# Provided entries

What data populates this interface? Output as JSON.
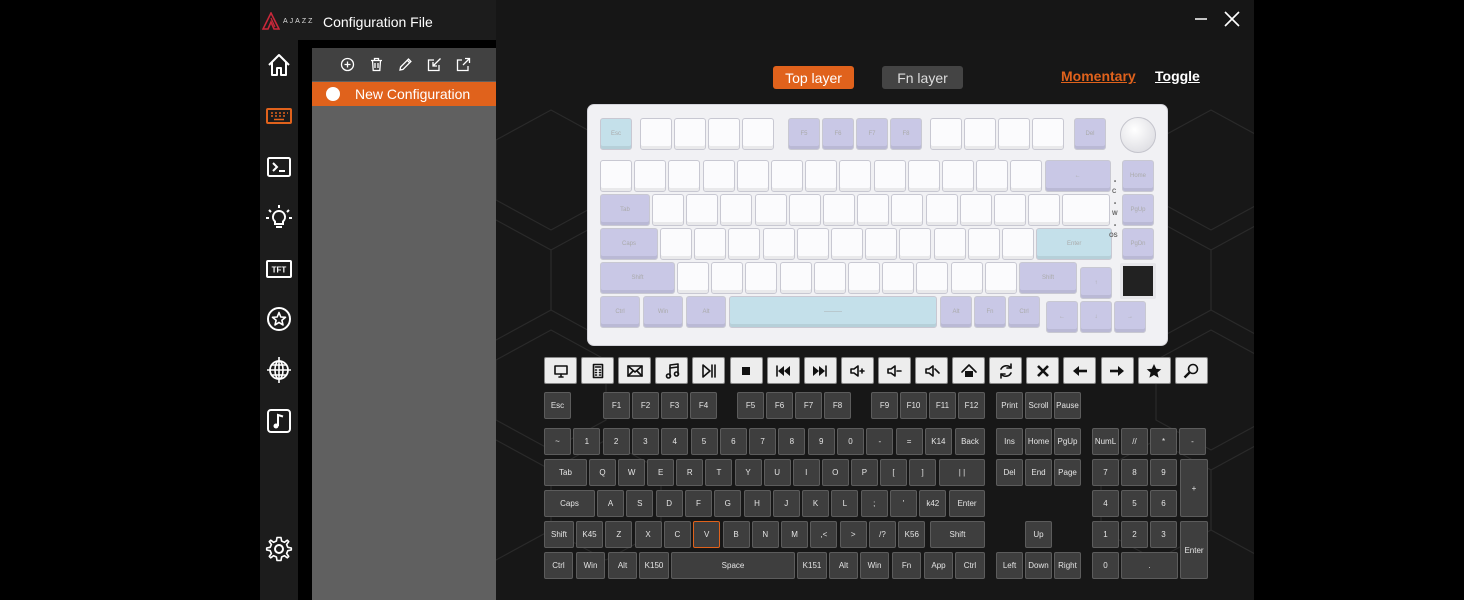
{
  "app": {
    "brand": "AJAZZ",
    "title": "Configuration File",
    "colors": {
      "accent": "#e0621c",
      "background": "#000000",
      "panel": "#606060",
      "key": "#3e3e3e"
    }
  },
  "sidebar": {
    "items": [
      {
        "name": "home-icon",
        "icon": "house"
      },
      {
        "name": "keyboard-icon",
        "icon": "keyboard",
        "active": true
      },
      {
        "name": "terminal-icon",
        "icon": "terminal"
      },
      {
        "name": "lightbulb-icon",
        "icon": "light"
      },
      {
        "name": "tft-icon",
        "icon": "tft",
        "label": "TFT"
      },
      {
        "name": "star-icon",
        "icon": "star-circle"
      },
      {
        "name": "globe-icon",
        "icon": "globe"
      },
      {
        "name": "music-icon",
        "icon": "music"
      }
    ],
    "settings_icon": "gear"
  },
  "config_panel": {
    "toolbar": [
      "add-icon",
      "trash-icon",
      "pencil-icon",
      "import-icon",
      "export-icon"
    ],
    "items": [
      {
        "label": "New Configuration",
        "selected": true
      }
    ]
  },
  "layers": {
    "top": "Top layer",
    "fn": "Fn layer",
    "active": "top"
  },
  "modes": {
    "momentary": "Momentary",
    "toggle": "Toggle",
    "active": "momentary"
  },
  "function_icons": [
    "monitor-icon",
    "calculator-icon",
    "mail-icon",
    "music-note-icon",
    "play-pause-icon",
    "stop-icon",
    "previous-track-icon",
    "next-track-icon",
    "volume-up-icon",
    "volume-down-icon",
    "mute-icon",
    "home-page-icon",
    "refresh-icon",
    "close-icon",
    "back-arrow-icon",
    "forward-arrow-icon",
    "favorites-icon",
    "search-icon"
  ],
  "key_rows": {
    "row0": [
      "Esc",
      "F1",
      "F2",
      "F3",
      "F4",
      "F5",
      "F6",
      "F7",
      "F8",
      "F9",
      "F10",
      "F11",
      "F12",
      "Print",
      "Scroll",
      "Pause"
    ],
    "row1": [
      "~",
      "1",
      "2",
      "3",
      "4",
      "5",
      "6",
      "7",
      "8",
      "9",
      "0",
      "-",
      "=",
      "K14",
      "Back",
      "Ins",
      "Home",
      "PgUp",
      "NumL",
      "//",
      "*",
      "-"
    ],
    "row2": [
      "Tab",
      "Q",
      "W",
      "E",
      "R",
      "T",
      "Y",
      "U",
      "I",
      "O",
      "P",
      "[",
      "]",
      "| |",
      "Del",
      "End",
      "Page",
      "7",
      "8",
      "9",
      "+"
    ],
    "row3": [
      "Caps",
      "A",
      "S",
      "D",
      "F",
      "G",
      "H",
      "J",
      "K",
      "L",
      ";",
      "'",
      "k42",
      "Enter",
      "4",
      "5",
      "6"
    ],
    "row4": [
      "Shift",
      "K45",
      "Z",
      "X",
      "C",
      "V",
      "B",
      "N",
      "M",
      ",<",
      ">",
      "/?",
      "K56",
      "Shift",
      "Up",
      "1",
      "2",
      "3",
      "Enter"
    ],
    "row5": [
      "Ctrl",
      "Win",
      "Alt",
      "K150",
      "Space",
      "K151",
      "Alt",
      "Win",
      "Fn",
      "App",
      "Ctrl",
      "Left",
      "Down",
      "Right",
      "0",
      "."
    ]
  },
  "selected_key": "V",
  "keyboard_image": {
    "legends": [
      "Esc",
      "F5",
      "F6",
      "F7",
      "F8",
      "Del",
      "Home",
      "PgUp",
      "PgDn",
      "Tab",
      "Caps",
      "Enter",
      "Shift",
      "Ctrl",
      "Win",
      "Alt",
      "Fn"
    ],
    "indicators": [
      "C",
      "W",
      "OS"
    ]
  }
}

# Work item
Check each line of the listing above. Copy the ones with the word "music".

# Answer to this exercise
        "name": "music-icon",
        "icon": "music"
    "music-note-icon",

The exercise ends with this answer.